-- Problem to solve --
Please count the lines in these records that contain "Settings" and give only that count.
====== Dataset records
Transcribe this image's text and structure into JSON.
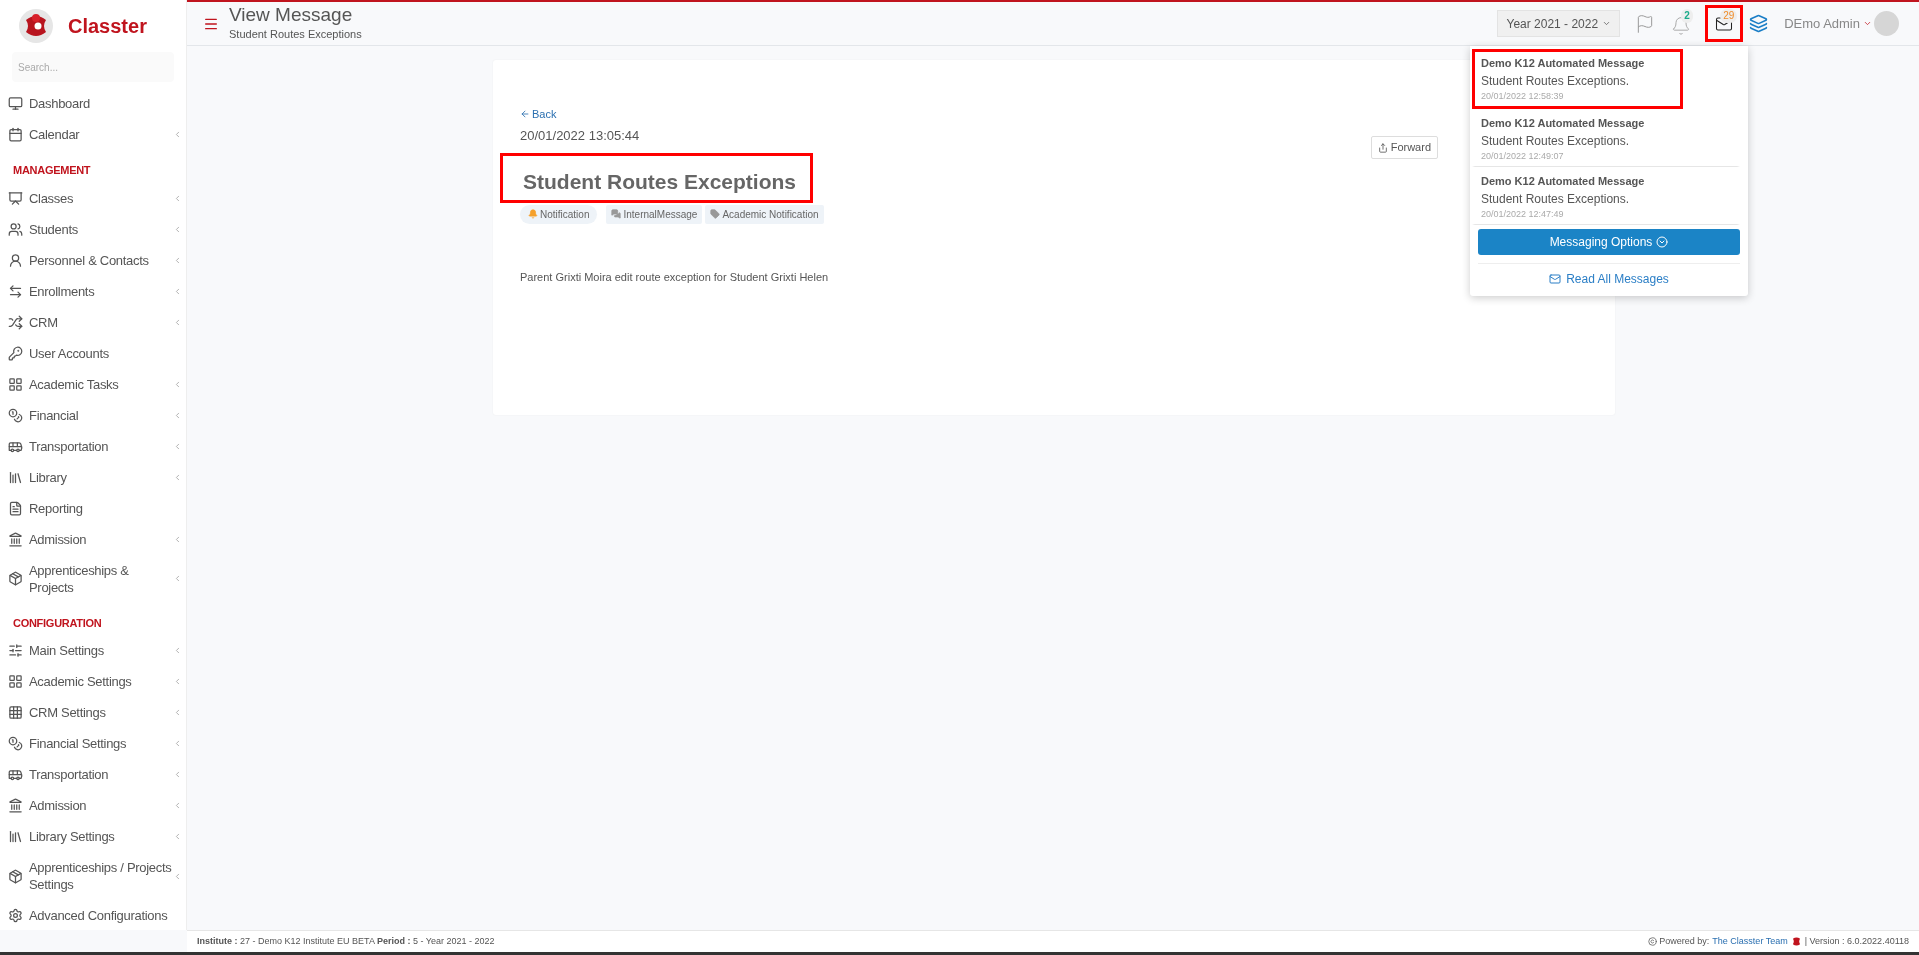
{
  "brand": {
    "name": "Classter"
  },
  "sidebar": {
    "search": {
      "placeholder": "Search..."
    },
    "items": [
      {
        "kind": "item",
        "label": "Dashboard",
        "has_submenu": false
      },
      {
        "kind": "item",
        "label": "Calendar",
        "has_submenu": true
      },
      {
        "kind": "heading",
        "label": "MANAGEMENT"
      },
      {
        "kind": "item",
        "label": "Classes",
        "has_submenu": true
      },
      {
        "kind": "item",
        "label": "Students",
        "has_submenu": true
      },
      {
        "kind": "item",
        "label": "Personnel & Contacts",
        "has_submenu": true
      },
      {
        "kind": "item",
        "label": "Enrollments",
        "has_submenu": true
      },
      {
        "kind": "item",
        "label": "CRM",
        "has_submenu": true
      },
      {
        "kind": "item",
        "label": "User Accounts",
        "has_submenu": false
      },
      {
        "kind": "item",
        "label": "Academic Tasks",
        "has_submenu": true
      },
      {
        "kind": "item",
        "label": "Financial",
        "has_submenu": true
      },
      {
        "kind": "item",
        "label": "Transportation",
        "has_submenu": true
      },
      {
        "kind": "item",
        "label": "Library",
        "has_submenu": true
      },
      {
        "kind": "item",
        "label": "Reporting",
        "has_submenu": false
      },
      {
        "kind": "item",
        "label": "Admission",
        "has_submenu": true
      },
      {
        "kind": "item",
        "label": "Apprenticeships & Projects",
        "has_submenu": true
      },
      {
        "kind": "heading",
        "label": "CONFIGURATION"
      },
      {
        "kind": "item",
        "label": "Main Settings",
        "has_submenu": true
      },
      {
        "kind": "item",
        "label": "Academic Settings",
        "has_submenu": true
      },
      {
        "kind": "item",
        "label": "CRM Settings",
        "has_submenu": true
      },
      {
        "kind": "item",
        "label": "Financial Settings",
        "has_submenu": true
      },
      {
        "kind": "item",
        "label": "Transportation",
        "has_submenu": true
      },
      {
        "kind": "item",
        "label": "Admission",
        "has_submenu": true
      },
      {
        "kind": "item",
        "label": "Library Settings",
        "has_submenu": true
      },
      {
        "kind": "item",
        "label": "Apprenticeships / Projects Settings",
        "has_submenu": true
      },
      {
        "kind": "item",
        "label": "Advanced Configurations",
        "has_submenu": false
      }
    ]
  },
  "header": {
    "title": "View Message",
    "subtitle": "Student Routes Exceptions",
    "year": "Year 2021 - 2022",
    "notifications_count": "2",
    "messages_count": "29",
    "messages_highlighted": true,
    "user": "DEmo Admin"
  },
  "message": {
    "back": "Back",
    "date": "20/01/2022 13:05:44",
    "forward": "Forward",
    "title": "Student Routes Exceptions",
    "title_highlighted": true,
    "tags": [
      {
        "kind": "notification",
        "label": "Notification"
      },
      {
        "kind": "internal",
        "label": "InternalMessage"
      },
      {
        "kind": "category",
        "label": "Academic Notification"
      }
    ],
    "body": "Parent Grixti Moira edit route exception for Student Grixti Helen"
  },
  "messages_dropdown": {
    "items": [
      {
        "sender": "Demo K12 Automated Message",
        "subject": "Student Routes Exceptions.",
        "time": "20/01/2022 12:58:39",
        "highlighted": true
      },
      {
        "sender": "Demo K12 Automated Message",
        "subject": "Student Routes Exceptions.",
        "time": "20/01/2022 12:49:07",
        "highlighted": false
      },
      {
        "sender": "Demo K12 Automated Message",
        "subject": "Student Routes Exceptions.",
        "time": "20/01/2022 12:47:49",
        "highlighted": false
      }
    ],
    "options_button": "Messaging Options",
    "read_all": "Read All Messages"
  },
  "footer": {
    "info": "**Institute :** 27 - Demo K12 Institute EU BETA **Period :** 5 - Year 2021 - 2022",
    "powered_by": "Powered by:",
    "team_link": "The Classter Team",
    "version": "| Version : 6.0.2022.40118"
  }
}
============
-- Output of the task --
6